Output the data unchanged and complete, minus the images.

(Dataset excerpts)
====
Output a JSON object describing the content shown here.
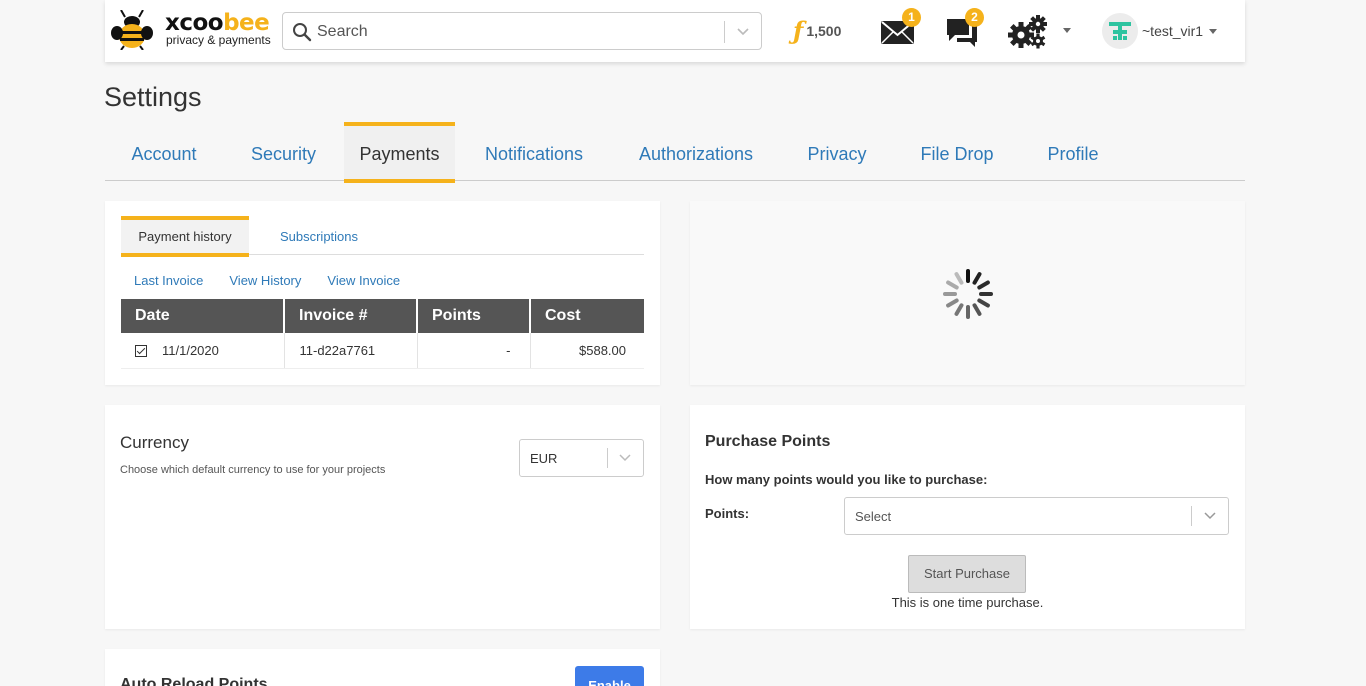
{
  "brand": {
    "word_prefix": "xcoo",
    "word_suffix": "bee",
    "tagline": "privacy & payments"
  },
  "header": {
    "search_placeholder": "Search",
    "points": "1,500",
    "mail_badge": "1",
    "chat_badge": "2",
    "username": "~test_vir1"
  },
  "page": {
    "title": "Settings"
  },
  "tabs": [
    {
      "label": "Account"
    },
    {
      "label": "Security"
    },
    {
      "label": "Payments"
    },
    {
      "label": "Notifications"
    },
    {
      "label": "Authorizations"
    },
    {
      "label": "Privacy"
    },
    {
      "label": "File Drop"
    },
    {
      "label": "Profile"
    }
  ],
  "payments": {
    "subtabs": [
      {
        "label": "Payment history"
      },
      {
        "label": "Subscriptions"
      }
    ],
    "links": [
      {
        "label": "Last Invoice"
      },
      {
        "label": "View History"
      },
      {
        "label": "View Invoice"
      }
    ],
    "table": {
      "headers": [
        "Date",
        "Invoice #",
        "Points",
        "Cost"
      ],
      "rows": [
        {
          "date": "11/1/2020",
          "invoice": "11-d22a7761",
          "points": "-",
          "cost": "$588.00"
        }
      ]
    }
  },
  "currency": {
    "title": "Currency",
    "description": "Choose which default currency to use for your projects",
    "selected": "EUR"
  },
  "purchase": {
    "title": "Purchase Points",
    "question": "How many points would you like to purchase:",
    "points_label": "Points:",
    "select_placeholder": "Select",
    "button": "Start Purchase",
    "note": "This is one time purchase."
  },
  "auto_reload": {
    "title": "Auto Reload Points",
    "button": "Enable"
  },
  "colors": {
    "accent": "#f5b21b",
    "link": "#2f7ab8",
    "table_header": "#555555",
    "primary_button": "#3d7be8"
  }
}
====
REPLY:
Output a JSON object describing the content shown here.
{
  "brand": {
    "word_prefix": "xcoo",
    "word_suffix": "bee",
    "tagline": "privacy & payments"
  },
  "header": {
    "search_placeholder": "Search",
    "points": "1,500",
    "mail_badge": "1",
    "chat_badge": "2",
    "username": "~test_vir1"
  },
  "page": {
    "title": "Settings"
  },
  "tabs": [
    {
      "label": "Account"
    },
    {
      "label": "Security"
    },
    {
      "label": "Payments"
    },
    {
      "label": "Notifications"
    },
    {
      "label": "Authorizations"
    },
    {
      "label": "Privacy"
    },
    {
      "label": "File Drop"
    },
    {
      "label": "Profile"
    }
  ],
  "payments": {
    "subtabs": [
      {
        "label": "Payment history"
      },
      {
        "label": "Subscriptions"
      }
    ],
    "links": [
      {
        "label": "Last Invoice"
      },
      {
        "label": "View History"
      },
      {
        "label": "View Invoice"
      }
    ],
    "table": {
      "headers": [
        "Date",
        "Invoice #",
        "Points",
        "Cost"
      ],
      "rows": [
        {
          "date": "11/1/2020",
          "invoice": "11-d22a7761",
          "points": "-",
          "cost": "$588.00"
        }
      ]
    }
  },
  "currency": {
    "title": "Currency",
    "description": "Choose which default currency to use for your projects",
    "selected": "EUR"
  },
  "purchase": {
    "title": "Purchase Points",
    "question": "How many points would you like to purchase:",
    "points_label": "Points:",
    "select_placeholder": "Select",
    "button": "Start Purchase",
    "note": "This is one time purchase."
  },
  "auto_reload": {
    "title": "Auto Reload Points",
    "button": "Enable"
  },
  "colors": {
    "accent": "#f5b21b",
    "link": "#2f7ab8",
    "table_header": "#555555",
    "primary_button": "#3d7be8"
  }
}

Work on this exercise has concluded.